*** Given data
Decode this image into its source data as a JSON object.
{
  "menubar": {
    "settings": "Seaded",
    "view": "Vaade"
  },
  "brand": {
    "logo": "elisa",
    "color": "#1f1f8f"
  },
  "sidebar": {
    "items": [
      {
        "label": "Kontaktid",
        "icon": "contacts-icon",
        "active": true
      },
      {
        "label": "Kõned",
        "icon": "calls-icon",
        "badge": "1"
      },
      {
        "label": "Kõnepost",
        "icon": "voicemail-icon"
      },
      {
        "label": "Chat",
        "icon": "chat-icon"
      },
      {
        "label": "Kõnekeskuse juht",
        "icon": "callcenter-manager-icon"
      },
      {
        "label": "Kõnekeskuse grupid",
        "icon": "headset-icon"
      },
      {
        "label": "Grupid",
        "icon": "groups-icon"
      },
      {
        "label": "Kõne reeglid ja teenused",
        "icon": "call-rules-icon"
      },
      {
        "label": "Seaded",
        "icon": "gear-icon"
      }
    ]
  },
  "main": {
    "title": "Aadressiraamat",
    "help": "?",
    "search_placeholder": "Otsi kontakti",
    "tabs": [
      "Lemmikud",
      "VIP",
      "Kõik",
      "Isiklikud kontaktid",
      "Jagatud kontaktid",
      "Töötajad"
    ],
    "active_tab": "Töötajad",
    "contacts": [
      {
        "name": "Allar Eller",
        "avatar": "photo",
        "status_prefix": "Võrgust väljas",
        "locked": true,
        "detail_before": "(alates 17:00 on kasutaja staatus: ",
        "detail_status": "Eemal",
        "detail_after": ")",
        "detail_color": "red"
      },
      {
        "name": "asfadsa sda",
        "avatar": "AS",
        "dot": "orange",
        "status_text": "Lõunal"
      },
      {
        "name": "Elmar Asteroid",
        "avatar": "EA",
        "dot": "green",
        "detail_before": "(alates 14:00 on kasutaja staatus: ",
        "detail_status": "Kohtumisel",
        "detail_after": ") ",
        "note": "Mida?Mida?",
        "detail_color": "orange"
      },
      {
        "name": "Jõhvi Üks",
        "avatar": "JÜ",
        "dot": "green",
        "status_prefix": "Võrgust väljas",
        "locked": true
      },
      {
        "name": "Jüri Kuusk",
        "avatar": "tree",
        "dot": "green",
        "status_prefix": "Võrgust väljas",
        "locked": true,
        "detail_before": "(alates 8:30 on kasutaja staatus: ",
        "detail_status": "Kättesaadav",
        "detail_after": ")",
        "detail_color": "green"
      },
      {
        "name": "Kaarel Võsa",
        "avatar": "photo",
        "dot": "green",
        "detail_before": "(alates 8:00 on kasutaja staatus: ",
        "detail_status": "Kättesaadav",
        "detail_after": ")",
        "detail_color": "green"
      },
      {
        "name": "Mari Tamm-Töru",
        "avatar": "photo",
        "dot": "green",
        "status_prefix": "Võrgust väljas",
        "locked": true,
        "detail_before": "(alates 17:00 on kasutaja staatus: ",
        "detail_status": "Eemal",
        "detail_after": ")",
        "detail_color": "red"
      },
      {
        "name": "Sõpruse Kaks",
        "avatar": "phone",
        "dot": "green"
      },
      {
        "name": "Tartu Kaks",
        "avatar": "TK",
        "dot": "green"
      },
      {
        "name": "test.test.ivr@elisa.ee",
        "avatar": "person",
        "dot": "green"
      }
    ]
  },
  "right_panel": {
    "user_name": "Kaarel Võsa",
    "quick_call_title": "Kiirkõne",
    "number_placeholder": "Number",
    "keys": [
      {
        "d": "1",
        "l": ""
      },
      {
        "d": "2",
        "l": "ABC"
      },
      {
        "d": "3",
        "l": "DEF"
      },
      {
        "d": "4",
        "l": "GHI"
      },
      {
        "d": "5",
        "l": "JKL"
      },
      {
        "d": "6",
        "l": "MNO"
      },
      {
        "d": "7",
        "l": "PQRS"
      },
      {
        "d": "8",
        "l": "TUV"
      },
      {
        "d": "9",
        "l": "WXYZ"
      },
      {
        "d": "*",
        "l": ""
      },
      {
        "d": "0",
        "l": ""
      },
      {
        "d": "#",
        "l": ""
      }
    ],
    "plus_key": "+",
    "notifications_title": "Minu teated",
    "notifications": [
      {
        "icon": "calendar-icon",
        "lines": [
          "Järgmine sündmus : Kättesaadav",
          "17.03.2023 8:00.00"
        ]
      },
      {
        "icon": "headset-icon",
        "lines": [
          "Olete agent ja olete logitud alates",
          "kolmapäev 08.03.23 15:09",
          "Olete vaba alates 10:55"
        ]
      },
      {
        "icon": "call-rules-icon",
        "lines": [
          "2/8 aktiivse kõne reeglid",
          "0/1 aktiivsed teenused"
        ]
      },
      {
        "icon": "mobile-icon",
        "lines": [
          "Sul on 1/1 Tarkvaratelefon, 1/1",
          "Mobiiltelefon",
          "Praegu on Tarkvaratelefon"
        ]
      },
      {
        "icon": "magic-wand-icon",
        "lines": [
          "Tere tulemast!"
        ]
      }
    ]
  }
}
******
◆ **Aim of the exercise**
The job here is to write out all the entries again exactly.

◆ **Exercise result**
Decode this image into its source data as a JSON object.
{
  "menubar": {
    "settings": "Seaded",
    "view": "Vaade"
  },
  "brand": {
    "logo": "elisa",
    "color": "#1f1f8f"
  },
  "sidebar": {
    "items": [
      {
        "label": "Kontaktid",
        "icon": "contacts-icon",
        "active": true
      },
      {
        "label": "Kõned",
        "icon": "calls-icon",
        "badge": "1"
      },
      {
        "label": "Kõnepost",
        "icon": "voicemail-icon"
      },
      {
        "label": "Chat",
        "icon": "chat-icon"
      },
      {
        "label": "Kõnekeskuse juht",
        "icon": "callcenter-manager-icon"
      },
      {
        "label": "Kõnekeskuse grupid",
        "icon": "headset-icon"
      },
      {
        "label": "Grupid",
        "icon": "groups-icon"
      },
      {
        "label": "Kõne reeglid ja teenused",
        "icon": "call-rules-icon"
      },
      {
        "label": "Seaded",
        "icon": "gear-icon"
      }
    ]
  },
  "main": {
    "title": "Aadressiraamat",
    "help": "?",
    "search_placeholder": "Otsi kontakti",
    "tabs": [
      "Lemmikud",
      "VIP",
      "Kõik",
      "Isiklikud kontaktid",
      "Jagatud kontaktid",
      "Töötajad"
    ],
    "active_tab": "Töötajad",
    "contacts": [
      {
        "name": "Allar Eller",
        "avatar": "photo",
        "status_prefix": "Võrgust väljas",
        "locked": true,
        "detail_before": "(alates 17:00 on kasutaja staatus: ",
        "detail_status": "Eemal",
        "detail_after": ")",
        "detail_color": "red"
      },
      {
        "name": "asfadsa sda",
        "avatar": "AS",
        "dot": "orange",
        "status_text": "Lõunal"
      },
      {
        "name": "Elmar Asteroid",
        "avatar": "EA",
        "dot": "green",
        "detail_before": "(alates 14:00 on kasutaja staatus: ",
        "detail_status": "Kohtumisel",
        "detail_after": ") ",
        "note": "Mida?Mida?",
        "detail_color": "orange"
      },
      {
        "name": "Jõhvi Üks",
        "avatar": "JÜ",
        "dot": "green",
        "status_prefix": "Võrgust väljas",
        "locked": true
      },
      {
        "name": "Jüri Kuusk",
        "avatar": "tree",
        "dot": "green",
        "status_prefix": "Võrgust väljas",
        "locked": true,
        "detail_before": "(alates 8:30 on kasutaja staatus: ",
        "detail_status": "Kättesaadav",
        "detail_after": ")",
        "detail_color": "green"
      },
      {
        "name": "Kaarel Võsa",
        "avatar": "photo",
        "dot": "green",
        "detail_before": "(alates 8:00 on kasutaja staatus: ",
        "detail_status": "Kättesaadav",
        "detail_after": ")",
        "detail_color": "green"
      },
      {
        "name": "Mari Tamm-Töru",
        "avatar": "photo",
        "dot": "green",
        "status_prefix": "Võrgust väljas",
        "locked": true,
        "detail_before": "(alates 17:00 on kasutaja staatus: ",
        "detail_status": "Eemal",
        "detail_after": ")",
        "detail_color": "red"
      },
      {
        "name": "Sõpruse Kaks",
        "avatar": "phone",
        "dot": "green"
      },
      {
        "name": "Tartu Kaks",
        "avatar": "TK",
        "dot": "green"
      },
      {
        "name": "test.test.ivr@elisa.ee",
        "avatar": "person",
        "dot": "green"
      }
    ]
  },
  "right_panel": {
    "user_name": "Kaarel Võsa",
    "quick_call_title": "Kiirkõne",
    "number_placeholder": "Number",
    "keys": [
      {
        "d": "1",
        "l": ""
      },
      {
        "d": "2",
        "l": "ABC"
      },
      {
        "d": "3",
        "l": "DEF"
      },
      {
        "d": "4",
        "l": "GHI"
      },
      {
        "d": "5",
        "l": "JKL"
      },
      {
        "d": "6",
        "l": "MNO"
      },
      {
        "d": "7",
        "l": "PQRS"
      },
      {
        "d": "8",
        "l": "TUV"
      },
      {
        "d": "9",
        "l": "WXYZ"
      },
      {
        "d": "*",
        "l": ""
      },
      {
        "d": "0",
        "l": ""
      },
      {
        "d": "#",
        "l": ""
      }
    ],
    "plus_key": "+",
    "notifications_title": "Minu teated",
    "notifications": [
      {
        "icon": "calendar-icon",
        "lines": [
          "Järgmine sündmus : Kättesaadav",
          "17.03.2023 8:00.00"
        ]
      },
      {
        "icon": "headset-icon",
        "lines": [
          "Olete agent ja olete logitud alates",
          "kolmapäev 08.03.23 15:09",
          "Olete vaba alates 10:55"
        ]
      },
      {
        "icon": "call-rules-icon",
        "lines": [
          "2/8 aktiivse kõne reeglid",
          "0/1 aktiivsed teenused"
        ]
      },
      {
        "icon": "mobile-icon",
        "lines": [
          "Sul on 1/1 Tarkvaratelefon, 1/1",
          "Mobiiltelefon",
          "Praegu on Tarkvaratelefon"
        ]
      },
      {
        "icon": "magic-wand-icon",
        "lines": [
          "Tere tulemast!"
        ]
      }
    ]
  }
}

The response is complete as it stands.